If you receive a nasty email or decide you don’t really like the other side, at least be willing to work with opposing counsel (“with” being the operative word). Treat every interaction as if you are auditioning for a job at the opposing counsel’s firm. By doing so, you’ll learn to treat the other side respectfully, and your work will ultimately benefit. I like to frame every negotiation as just two parties working together toward resolution instead of two sides pushing against each other. Even if being friendly does not help you in the negotiation at hand, it might help you down the line on another, potentially unrelated, matter.

Shut Up and Listen

If there’s one thing I’m sure every lawyer likes, it’s the sound of her own voice. Don’t feel ashamed if this describes you—I’m the same way. Another thing I have discovered, however, is that in most negotiations, the other side simply wants to be heard. So here’s some advice: Learn to listen more and talk less.

Think about it this way: remember that person, not necessarily in law school, who never let you get a word in edgewise? He constantly chattered at you or interrupted you? Consider how he made you feel—probably somewhere between upset and angry.

The natural reaction of most of us is to fire back or perhaps dismiss out of hand the other person’s point of view—this knee-jerk response is part of the adversarial stance we are trained to take on in law school. Try to remember that as ridiculous and unreasonable a person’s point of view might appear to be—to that person, the idea is reasonable, and your opinion is ludicrous. I am not saying you will not encounter unreasonable and downright illogical points of view—you will. Be quiet anyway. Allow someone to speak his mind, and really listen to what he has to say. Appreciating another person’s point of view will make your negotiations much smoother.

Just Say Yes
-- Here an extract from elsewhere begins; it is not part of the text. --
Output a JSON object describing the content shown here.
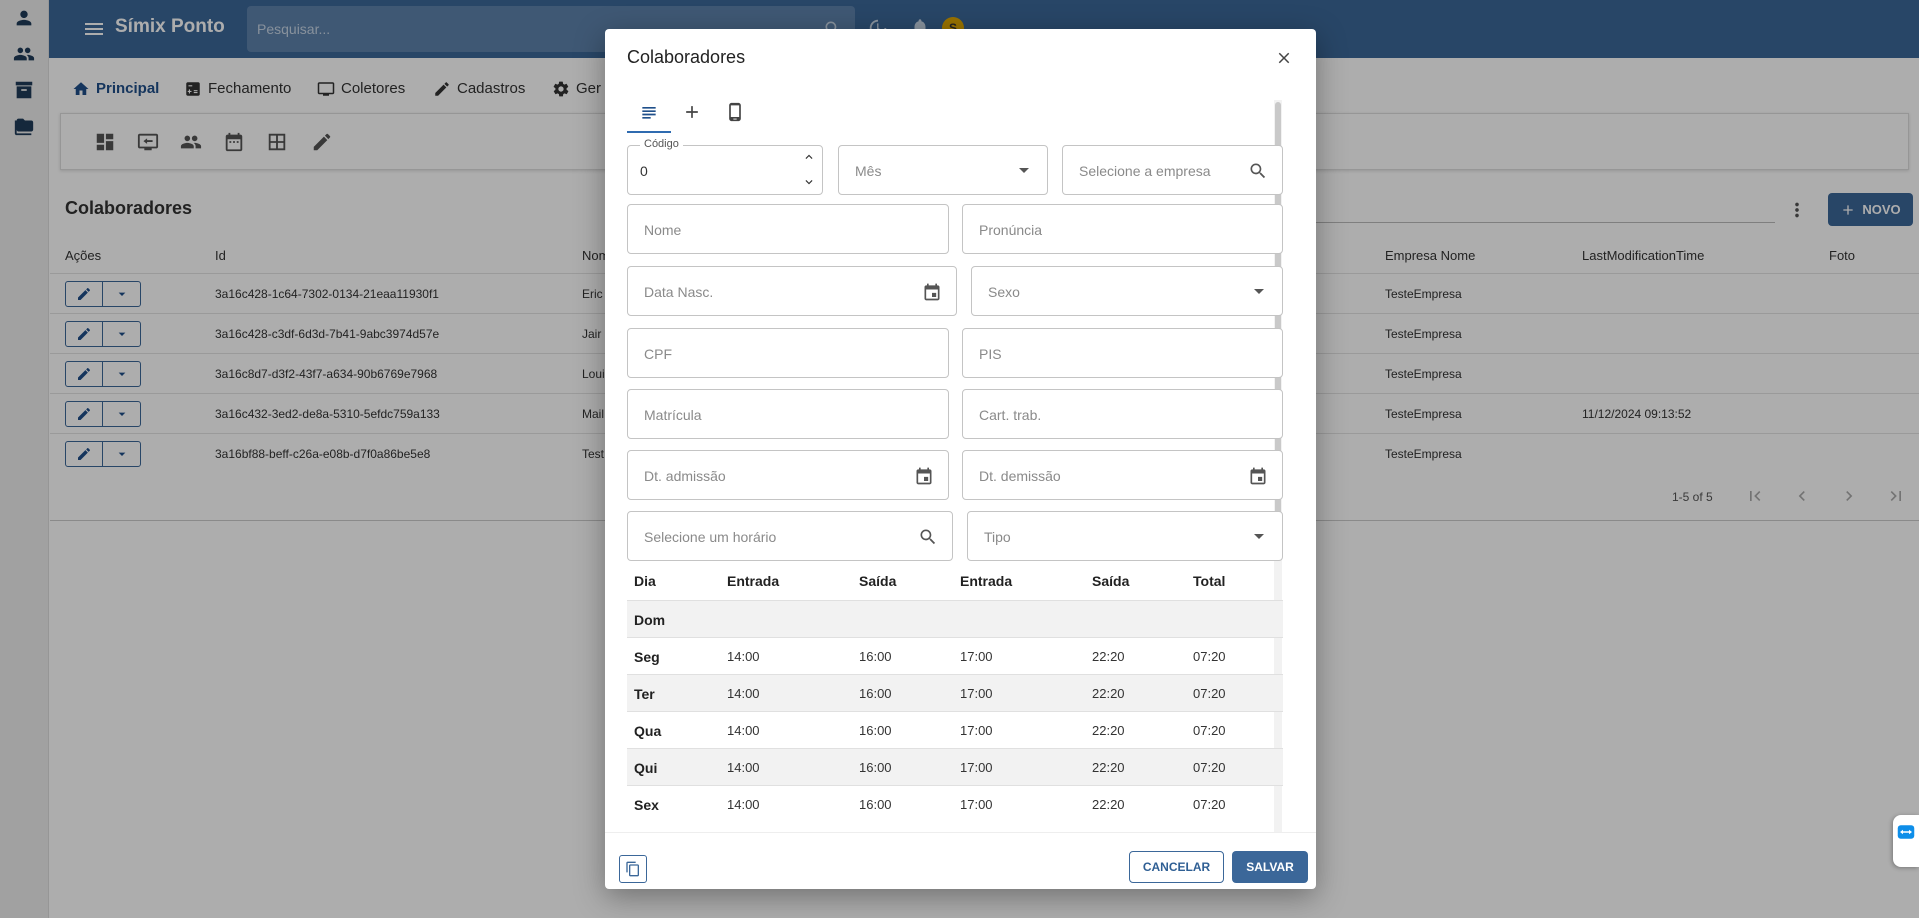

A lot of what lawyers do is figure out solutions to disagreements. One way to find answers is to focus more on where you agree and not on your differences. Imagine, for a second, sending out an agreement and receiving a list of comments about why the other side hates everything you’ve written. Even if she agreed with a majority of what you have written, if she shines a light on what she does not like, it probably won’t get either of you closer to a deal. Instead, the negotiation is framed as adversarial when you want the negotiation to be framed as cooperative.

By focusing on where you agree with the other side, it allows the other side to feel heard. It also helps you rationalize your own thoughts and opinions. By thinking about what you can accept, you consider what it is you cannot accept, and more importantly, why you cannot accept such terms. It also makes the other side consider your objections in a more reasonable light. Not accepting anything out of hand might cause the other side to view all of your objections as unreasonable, but if you find common ground and show you are coming from a cooperative mind state, you might have a smoother road toward getting to an agreement that works for everyone.

These three basic tips—though somewhat obvious—are not always followed. By just adjusting toward the above mindset, you too can successfully negotiate with the best of them.


Keith Black

Keith Black is an intellectual property and entertainment attorney with American Greetings in New York, New York.